BEGIN TASK INPUTS

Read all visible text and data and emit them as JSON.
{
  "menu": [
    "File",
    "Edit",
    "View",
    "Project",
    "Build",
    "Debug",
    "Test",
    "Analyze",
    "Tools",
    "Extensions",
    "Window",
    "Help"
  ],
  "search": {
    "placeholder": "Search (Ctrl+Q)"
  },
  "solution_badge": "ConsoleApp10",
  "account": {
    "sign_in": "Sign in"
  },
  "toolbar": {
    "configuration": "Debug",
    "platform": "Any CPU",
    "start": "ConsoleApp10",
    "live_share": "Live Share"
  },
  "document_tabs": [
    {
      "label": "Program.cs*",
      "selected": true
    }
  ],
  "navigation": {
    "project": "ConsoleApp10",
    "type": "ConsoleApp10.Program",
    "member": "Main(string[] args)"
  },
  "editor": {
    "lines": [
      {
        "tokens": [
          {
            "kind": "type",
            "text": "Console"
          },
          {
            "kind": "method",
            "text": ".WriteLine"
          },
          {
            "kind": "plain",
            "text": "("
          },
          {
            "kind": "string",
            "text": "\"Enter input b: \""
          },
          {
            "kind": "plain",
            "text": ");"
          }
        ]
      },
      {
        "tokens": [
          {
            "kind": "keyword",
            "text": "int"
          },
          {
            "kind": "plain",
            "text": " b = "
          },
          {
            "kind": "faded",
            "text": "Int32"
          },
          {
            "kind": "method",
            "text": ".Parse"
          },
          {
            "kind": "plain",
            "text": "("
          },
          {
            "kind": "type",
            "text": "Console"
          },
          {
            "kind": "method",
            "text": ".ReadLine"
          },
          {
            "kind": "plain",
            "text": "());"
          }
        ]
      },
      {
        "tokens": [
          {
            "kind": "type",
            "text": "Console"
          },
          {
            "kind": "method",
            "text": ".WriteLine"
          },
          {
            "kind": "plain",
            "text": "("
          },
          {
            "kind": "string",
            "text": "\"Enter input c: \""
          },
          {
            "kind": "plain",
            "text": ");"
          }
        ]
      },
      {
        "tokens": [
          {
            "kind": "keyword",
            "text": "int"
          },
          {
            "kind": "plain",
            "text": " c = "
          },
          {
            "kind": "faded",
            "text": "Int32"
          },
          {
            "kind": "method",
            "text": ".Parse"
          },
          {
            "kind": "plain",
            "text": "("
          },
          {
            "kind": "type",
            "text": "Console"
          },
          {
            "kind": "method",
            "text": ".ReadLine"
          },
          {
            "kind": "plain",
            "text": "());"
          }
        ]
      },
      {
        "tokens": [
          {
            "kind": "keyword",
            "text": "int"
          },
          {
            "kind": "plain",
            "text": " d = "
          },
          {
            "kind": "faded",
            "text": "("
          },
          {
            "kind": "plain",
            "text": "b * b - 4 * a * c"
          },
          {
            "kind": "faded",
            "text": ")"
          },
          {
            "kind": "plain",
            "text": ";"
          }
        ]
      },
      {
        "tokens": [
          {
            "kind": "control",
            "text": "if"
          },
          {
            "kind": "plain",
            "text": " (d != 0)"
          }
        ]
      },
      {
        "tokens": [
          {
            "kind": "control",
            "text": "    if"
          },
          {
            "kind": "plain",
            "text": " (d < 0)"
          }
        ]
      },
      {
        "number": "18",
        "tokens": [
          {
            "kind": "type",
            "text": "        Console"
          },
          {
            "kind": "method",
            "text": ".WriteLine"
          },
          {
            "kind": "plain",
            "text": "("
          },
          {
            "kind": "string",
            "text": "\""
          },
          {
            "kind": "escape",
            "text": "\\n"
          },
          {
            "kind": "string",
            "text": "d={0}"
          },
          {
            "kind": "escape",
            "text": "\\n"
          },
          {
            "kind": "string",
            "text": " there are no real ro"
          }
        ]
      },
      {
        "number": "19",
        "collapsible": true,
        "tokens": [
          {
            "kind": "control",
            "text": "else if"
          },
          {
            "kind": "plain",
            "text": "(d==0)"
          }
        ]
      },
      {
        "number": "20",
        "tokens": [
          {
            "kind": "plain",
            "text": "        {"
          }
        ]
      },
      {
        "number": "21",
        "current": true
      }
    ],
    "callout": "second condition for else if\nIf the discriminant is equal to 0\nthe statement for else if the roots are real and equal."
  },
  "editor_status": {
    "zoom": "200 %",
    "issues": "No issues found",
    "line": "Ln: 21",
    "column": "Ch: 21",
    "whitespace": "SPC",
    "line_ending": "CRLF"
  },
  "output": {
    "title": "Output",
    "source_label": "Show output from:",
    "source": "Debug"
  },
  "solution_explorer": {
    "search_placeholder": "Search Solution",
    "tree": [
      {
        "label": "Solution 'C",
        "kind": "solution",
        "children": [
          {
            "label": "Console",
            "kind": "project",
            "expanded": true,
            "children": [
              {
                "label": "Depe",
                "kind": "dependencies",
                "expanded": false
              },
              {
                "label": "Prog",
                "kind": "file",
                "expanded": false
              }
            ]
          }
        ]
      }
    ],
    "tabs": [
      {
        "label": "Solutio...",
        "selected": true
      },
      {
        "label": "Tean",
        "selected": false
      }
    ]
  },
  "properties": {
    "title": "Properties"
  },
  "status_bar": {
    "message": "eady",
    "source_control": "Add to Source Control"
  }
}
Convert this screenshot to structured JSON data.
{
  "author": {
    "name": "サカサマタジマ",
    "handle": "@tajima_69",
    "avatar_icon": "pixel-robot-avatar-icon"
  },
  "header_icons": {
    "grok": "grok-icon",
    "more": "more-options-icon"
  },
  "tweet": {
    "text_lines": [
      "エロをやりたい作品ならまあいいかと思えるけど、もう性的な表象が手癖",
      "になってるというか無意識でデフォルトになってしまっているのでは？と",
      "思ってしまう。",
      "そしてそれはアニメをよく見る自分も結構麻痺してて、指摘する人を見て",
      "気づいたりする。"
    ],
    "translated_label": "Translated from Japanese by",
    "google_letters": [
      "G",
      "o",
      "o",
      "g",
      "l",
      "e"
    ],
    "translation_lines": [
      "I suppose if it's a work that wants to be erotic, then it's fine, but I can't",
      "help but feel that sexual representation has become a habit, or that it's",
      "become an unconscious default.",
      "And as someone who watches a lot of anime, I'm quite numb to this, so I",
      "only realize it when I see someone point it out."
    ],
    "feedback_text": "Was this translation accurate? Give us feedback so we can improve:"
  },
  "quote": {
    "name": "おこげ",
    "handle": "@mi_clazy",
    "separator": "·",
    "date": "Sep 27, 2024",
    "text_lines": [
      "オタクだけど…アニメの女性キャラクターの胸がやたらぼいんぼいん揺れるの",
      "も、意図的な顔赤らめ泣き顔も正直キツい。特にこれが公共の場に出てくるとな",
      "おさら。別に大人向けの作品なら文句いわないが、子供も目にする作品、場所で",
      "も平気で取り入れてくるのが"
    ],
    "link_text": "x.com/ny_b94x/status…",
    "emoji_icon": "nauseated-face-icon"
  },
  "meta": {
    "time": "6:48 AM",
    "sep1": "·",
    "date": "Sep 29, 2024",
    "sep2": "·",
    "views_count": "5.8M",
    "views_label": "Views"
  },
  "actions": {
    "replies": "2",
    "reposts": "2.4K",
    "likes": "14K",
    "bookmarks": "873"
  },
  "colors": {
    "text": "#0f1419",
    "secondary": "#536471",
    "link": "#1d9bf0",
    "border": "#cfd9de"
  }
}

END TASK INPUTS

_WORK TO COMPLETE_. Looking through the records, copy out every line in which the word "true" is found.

_OUTPUT OF THE EXERCISE_.
      "selected": true
        "collapsible": true,
        "current": true
            "expanded": true,
        "selected": true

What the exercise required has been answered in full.